- **ABOUT THIS EXERCISE**: Note how many lines in the entries below contain the string "secs", and answer with that number and no other text.

- **GIVEN RECORDS**:
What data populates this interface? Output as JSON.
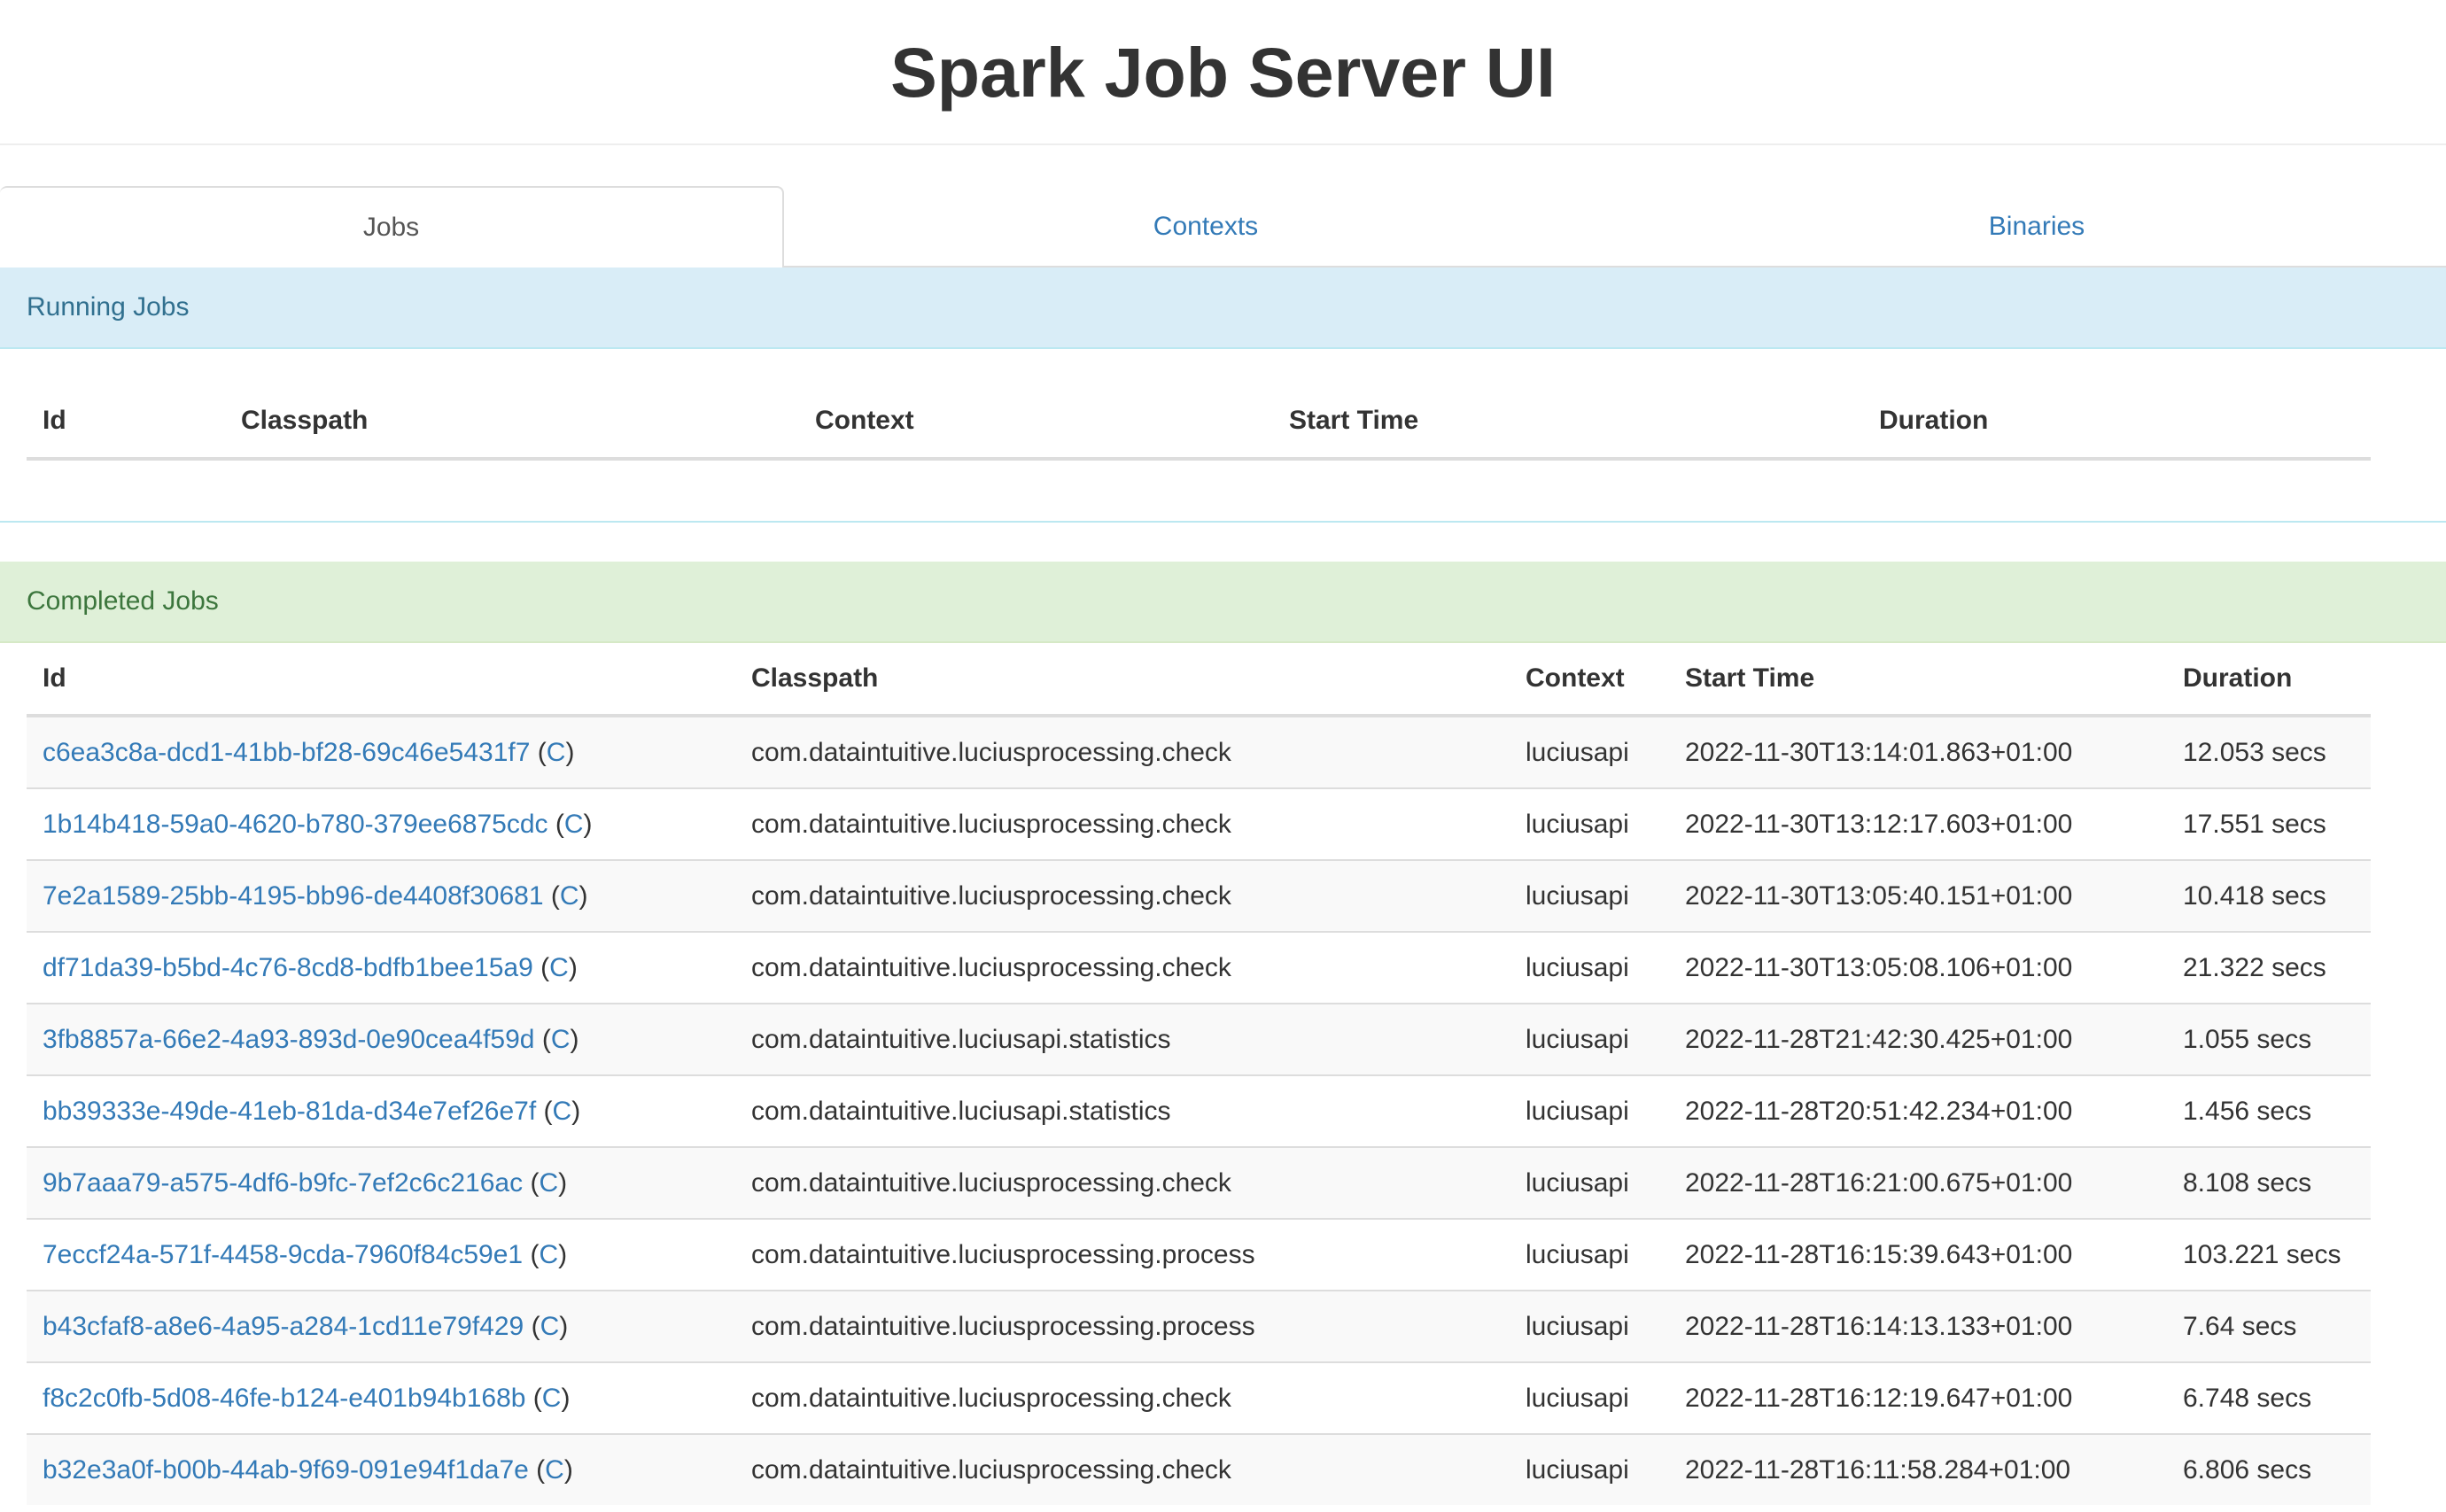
{
  "app": {
    "title": "Spark Job Server UI"
  },
  "tabs": [
    {
      "label": "Jobs"
    },
    {
      "label": "Contexts"
    },
    {
      "label": "Binaries"
    }
  ],
  "running": {
    "heading": "Running Jobs",
    "columns": {
      "id": "Id",
      "classpath": "Classpath",
      "context": "Context",
      "start_time": "Start Time",
      "duration": "Duration"
    }
  },
  "completed": {
    "heading": "Completed Jobs",
    "columns": {
      "id": "Id",
      "classpath": "Classpath",
      "context": "Context",
      "start_time": "Start Time",
      "duration": "Duration"
    },
    "rows": [
      {
        "id": "c6ea3c8a-dcd1-41bb-bf28-69c46e5431f7",
        "c_label": "C",
        "classpath": "com.dataintuitive.luciusprocessing.check",
        "context": "luciusapi",
        "start_time": "2022-11-30T13:14:01.863+01:00",
        "duration": "12.053 secs"
      },
      {
        "id": "1b14b418-59a0-4620-b780-379ee6875cdc",
        "c_label": "C",
        "classpath": "com.dataintuitive.luciusprocessing.check",
        "context": "luciusapi",
        "start_time": "2022-11-30T13:12:17.603+01:00",
        "duration": "17.551 secs"
      },
      {
        "id": "7e2a1589-25bb-4195-bb96-de4408f30681",
        "c_label": "C",
        "classpath": "com.dataintuitive.luciusprocessing.check",
        "context": "luciusapi",
        "start_time": "2022-11-30T13:05:40.151+01:00",
        "duration": "10.418 secs"
      },
      {
        "id": "df71da39-b5bd-4c76-8cd8-bdfb1bee15a9",
        "c_label": "C",
        "classpath": "com.dataintuitive.luciusprocessing.check",
        "context": "luciusapi",
        "start_time": "2022-11-30T13:05:08.106+01:00",
        "duration": "21.322 secs"
      },
      {
        "id": "3fb8857a-66e2-4a93-893d-0e90cea4f59d",
        "c_label": "C",
        "classpath": "com.dataintuitive.luciusapi.statistics",
        "context": "luciusapi",
        "start_time": "2022-11-28T21:42:30.425+01:00",
        "duration": "1.055 secs"
      },
      {
        "id": "bb39333e-49de-41eb-81da-d34e7ef26e7f",
        "c_label": "C",
        "classpath": "com.dataintuitive.luciusapi.statistics",
        "context": "luciusapi",
        "start_time": "2022-11-28T20:51:42.234+01:00",
        "duration": "1.456 secs"
      },
      {
        "id": "9b7aaa79-a575-4df6-b9fc-7ef2c6c216ac",
        "c_label": "C",
        "classpath": "com.dataintuitive.luciusprocessing.check",
        "context": "luciusapi",
        "start_time": "2022-11-28T16:21:00.675+01:00",
        "duration": "8.108 secs"
      },
      {
        "id": "7eccf24a-571f-4458-9cda-7960f84c59e1",
        "c_label": "C",
        "classpath": "com.dataintuitive.luciusprocessing.process",
        "context": "luciusapi",
        "start_time": "2022-11-28T16:15:39.643+01:00",
        "duration": "103.221 secs"
      },
      {
        "id": "b43cfaf8-a8e6-4a95-a284-1cd11e79f429",
        "c_label": "C",
        "classpath": "com.dataintuitive.luciusprocessing.process",
        "context": "luciusapi",
        "start_time": "2022-11-28T16:14:13.133+01:00",
        "duration": "7.64 secs"
      },
      {
        "id": "f8c2c0fb-5d08-46fe-b124-e401b94b168b",
        "c_label": "C",
        "classpath": "com.dataintuitive.luciusprocessing.check",
        "context": "luciusapi",
        "start_time": "2022-11-28T16:12:19.647+01:00",
        "duration": "6.748 secs"
      },
      {
        "id": "b32e3a0f-b00b-44ab-9f69-091e94f1da7e",
        "c_label": "C",
        "classpath": "com.dataintuitive.luciusprocessing.check",
        "context": "luciusapi",
        "start_time": "2022-11-28T16:11:58.284+01:00",
        "duration": "6.806 secs"
      }
    ]
  }
}
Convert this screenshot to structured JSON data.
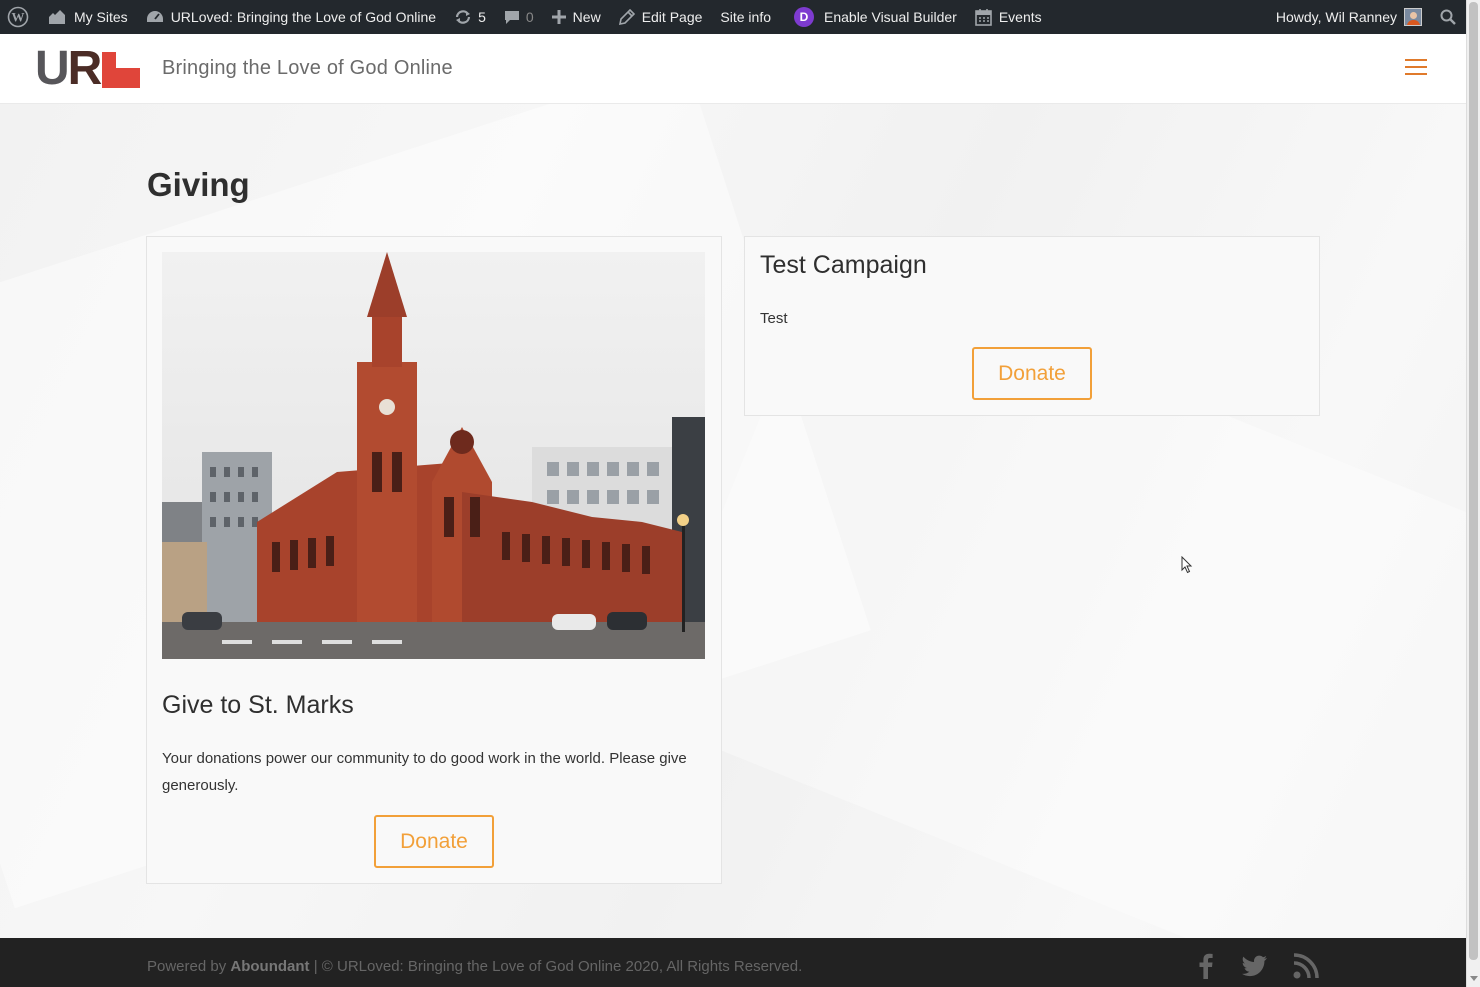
{
  "adminbar": {
    "my_sites": "My Sites",
    "site_name": "URLoved: Bringing the Love of God Online",
    "updates_count": "5",
    "comments_count": "0",
    "new_label": "New",
    "edit_page": "Edit Page",
    "site_info": "Site info",
    "divi_letter": "D",
    "visual_builder": "Enable Visual Builder",
    "events": "Events",
    "howdy": "Howdy, Wil Ranney"
  },
  "header": {
    "logo_u": "U",
    "logo_r": "R",
    "tagline": "Bringing the Love of God Online"
  },
  "main": {
    "title": "Giving",
    "campaigns": [
      {
        "title": "Give to St. Marks",
        "description": "Your donations power our community to do good work in the world. Please give generously.",
        "button": "Donate"
      },
      {
        "title": "Test Campaign",
        "description": "Test",
        "button": "Donate"
      }
    ]
  },
  "footer": {
    "powered_prefix": "Powered by",
    "powered_brand": "Aboundant",
    "copyright": "| © URLoved: Bringing the Love of God Online 2020, All Rights Reserved."
  },
  "colors": {
    "accent": "#f2a039",
    "adminbar": "#23282d",
    "logo_red": "#e0453a"
  },
  "icons": [
    "wordpress-icon",
    "my-sites-icon",
    "dashboard-icon",
    "updates-icon",
    "comments-icon",
    "plus-icon",
    "pencil-icon",
    "divi-icon",
    "calendar-icon",
    "search-icon",
    "hamburger-menu-icon",
    "facebook-icon",
    "twitter-icon",
    "rss-icon"
  ]
}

- **TASK SOLUTION**: 11